A man refills a car at a petrol station.
JOHANNESBURG - Rising fuel and utility prices have eroded disposable incomes in South Africa, with retail sales rising a modest 1.1percent year-on-year in February from a 1.2percent increase in January.

Data from Statistics SA yesterday showed that prices rose slower for general dealers, pharmaceuticals and medical goods, and cosmetics and toiletries.

Jacques Nel, an analyst at NKC Africa Economics, said retail sales remained dismal amid numerous consumer headwinds that included higher fuel costs and taxes.

He said load shedding also put pressure on smaller retailers, forcing them to shut their doors temporarily.

“The return of load shedding could again put pressure on smaller retailers going forward, while consumer demand is forecast to be hampered further by fuel price hikes and elevated inflationary pressures,” Nel said.

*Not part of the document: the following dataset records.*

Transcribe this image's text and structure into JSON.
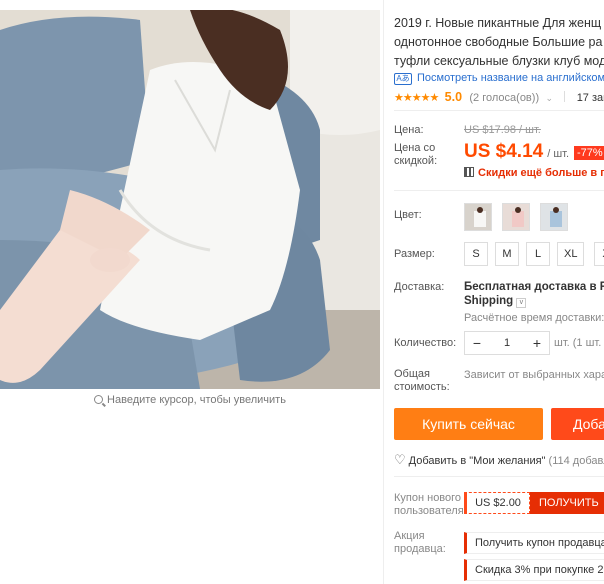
{
  "product": {
    "title_lines": [
      "2019 г. Новые пикантные Для женщ",
      "однотонное свободные Большие ра",
      "туфли сексуальные блузки клуб мод"
    ],
    "translate_link": "Посмотреть название на английском",
    "translate_badge": "Aあ",
    "rating": {
      "stars": "★★★★★",
      "score": "5.0",
      "votes": "(2 голоса(ов))",
      "orders": "17 заказ"
    }
  },
  "gallery": {
    "zoom_hint": "Наведите курсор, чтобы увеличить"
  },
  "price": {
    "label": "Цена:",
    "old": "US $17.98 / шт.",
    "discount_label": "Цена со скидкой:",
    "new": "US $4.14",
    "unit": "/ шт.",
    "discount": "-77%",
    "coupon_link": "Скидки ещё больше в при"
  },
  "options": {
    "color_label": "Цвет:",
    "size_label": "Размер:",
    "sizes": [
      "S",
      "M",
      "L",
      "XL",
      "X"
    ]
  },
  "shipping": {
    "label": "Доставка:",
    "main_line1": "Бесплатная доставка в Russ",
    "main_line2": "Shipping",
    "chevron": "v",
    "time": "Расчётное время доставки: 1"
  },
  "quantity": {
    "label": "Количество:",
    "value": "1",
    "minus": "−",
    "plus": "+",
    "note": "шт. (1 шт. "
  },
  "total": {
    "label": "Общая стоимость:",
    "note": "Зависит от выбранных харак"
  },
  "actions": {
    "buy": "Купить сейчас",
    "cart": "Доба",
    "wish": "Добавить в \"Мои желания\"",
    "wish_count": "(114 добавл"
  },
  "coupons": {
    "store_label": "Купон нового пользователя",
    "store_amount": "US $2.00",
    "get": "ПОЛУЧИТЬ",
    "promo_label": "Акция продавца:",
    "promo_1": "Получить купон продавца",
    "promo_2": "Скидка 3% при покупке 2 ш"
  },
  "colors": {
    "price_accent": "#ff4a00",
    "buy_button": "#ff7e14",
    "cart_button": "#ff4a1a",
    "discount_badge": "#ff3a1e",
    "link": "#2a6fcf",
    "star": "#ff8a00"
  }
}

Investec economist Lara Hodes said the retail sales figures reflected a highly constrained consumer demand environment, underpinned by muted economic growth.

Hodes said the subdued retail environment emphasised the plight of consumers, who continued to face a myriad of challenges.

Fitch Solutions, a unit of the Fitch Group, this week warned that South Africa’s high level of unemployment would continue to weigh on private consumption and real gross domestic product growth this year.

Data from Momentum Investments also showed that the household debt-to-disposable income ratio has declined to levels last seen in 2005.

Momentum Investments economist Sanisha Packirisamy said she expected growth in household consumption to decline to 1.3percent this year, given pressure on real disposable income growth and a subdued outlook on employment.

“The expectation for a significant near-term rebound in retail sales is therefore low amid the increase in downside risks to the consumer balance sheet and continued weakening sentiment,” Packirisamy said.

Meanwhile, data from the South African Chamber of Commerce and Industry (Sacci) showed that trade conditions remained negative last month.

Sacci’s trade activity index recovered slightly to 37 points from 34 points in the previous month.

The trade expectations index inched up 4 index points to 43 points, 10 index points below last year’s level.

Sacci chief executive Alan Mukoki said respondents indicated that the possibility of a stricter trade control and regulatory environment in the short to medium term would add pressure to the tough trade environment.

“Respondents also listed challenges of competition, low economic growth, service delivery, labour and other protests, safety and security concerns, poor service delivery, less disposable income of consumers and escalating energy and transport costs as the main obstacles to trade growth,” Mukoki said.